One of the easiest ways to start your development of a measurement plan is to develop measurement goals. Whether you’re looking to find out whether a particular message reached a particular audience or whether you were perceived favorably over a particular period of time versus your competitors, pick something you’d like to learn from your data and then determine how you can gather it. Goal-setting is a vital means of gathering useful analytics and I’m always glad to see when people tout the benefits of goal-setting and consistently flabbergasted when people overlook targeting their goals.

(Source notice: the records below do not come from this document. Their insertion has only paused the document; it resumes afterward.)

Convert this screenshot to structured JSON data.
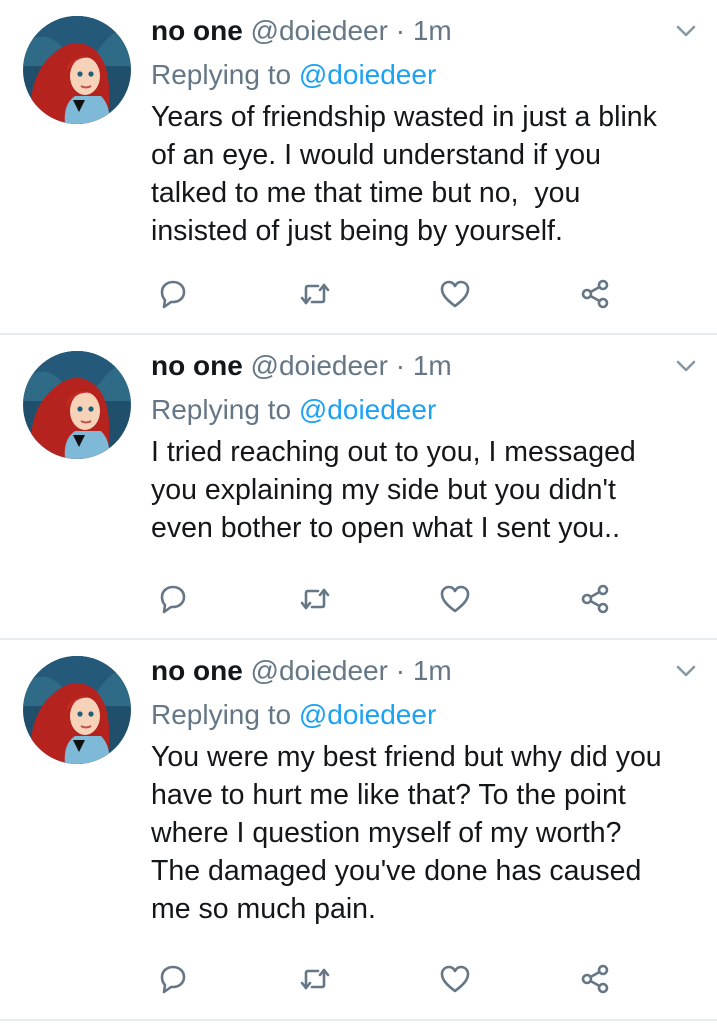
{
  "colors": {
    "text": "#14171a",
    "secondary": "#657786",
    "link": "#1da1f2",
    "divider": "#e6ecf0"
  },
  "tweets": [
    {
      "name": "no one",
      "handle": "@doiedeer",
      "separator": "·",
      "time": "1m",
      "reply_prefix": "Replying to",
      "reply_to": "@doiedeer",
      "text": "Years of friendship wasted in just a blink\nof an eye. I would understand if you\ntalked to me that time but no,  you\ninsisted of just being by yourself."
    },
    {
      "name": "no one",
      "handle": "@doiedeer",
      "separator": "·",
      "time": "1m",
      "reply_prefix": "Replying to",
      "reply_to": "@doiedeer",
      "text": "I tried reaching out to you, I messaged\nyou explaining my side but you didn't\neven bother to open what I sent you.."
    },
    {
      "name": "no one",
      "handle": "@doiedeer",
      "separator": "·",
      "time": "1m",
      "reply_prefix": "Replying to",
      "reply_to": "@doiedeer",
      "text": "You were my best friend but why did you\nhave to hurt me like that? To the point\nwhere I question myself of my worth?\nThe damaged you've done has caused\nme so much pain."
    }
  ],
  "icons": {
    "avatar": "avatar-image",
    "caret": "chevron-down-icon",
    "reply": "reply-icon",
    "retweet": "retweet-icon",
    "like": "heart-icon",
    "share": "share-icon"
  }
}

One of the easiest ways to skip that goal-setting step and simply gather information to figure out what to do with later, is automated data collection. And no recent example screams “automated data crunch without a purpose” more than the revelation of the National Security Agency’s breadth of data collection. While collecting data for surveillance purposes and collecting data for the public relations world are certainly far apart in their respective subject matters, the NSA revelation provides a prime example of the questions that arise when a lack of stated goals results in a massive data crunch, with an astronomically-sized margin of error size.
NSA data collection is stated to have no goals, merely this “unsupervised learning” that is touted as being the best way to go about their business. From what’s been reported, they primarily rely on automated programs and algorithms pouring over data sets with no goal (or too general ones to be useful) in mind.
The NSA’s analytics provide a macro example of someone going to their boss and saying “I want to measure EVERYTHING said about us, our competitors, and our customers” and then not setting any goals from that point on. Not only does this waste a measurement budget but it robs the measurement organizer of the ability to set landmarks for success and alienates anyone looking at the measured data. To new team members, owners, bosses a lack of a measurement plan/goals is a scary useless thing and you’ll see them rebel against measurement & question whether it’s worth the time or budget.
Keeping your goals within sight of our data is also why it’s useful to have a visible human to check, sample, interpret data as well as modify data collection and analysis methods. Human analysts keep a real-time watch on whether data is meeting your goals and help you develop new goals as new crises arise.
The intelligence business may turn to “unsupervised learning,” but in doing so, they prove that lacking goals makes for data of questionable use both inside and outside of an agency. Setting measurement goals helps prove the worth of your campaign and ensures to parties inside of your company and out, why the data you’re looking at is useful.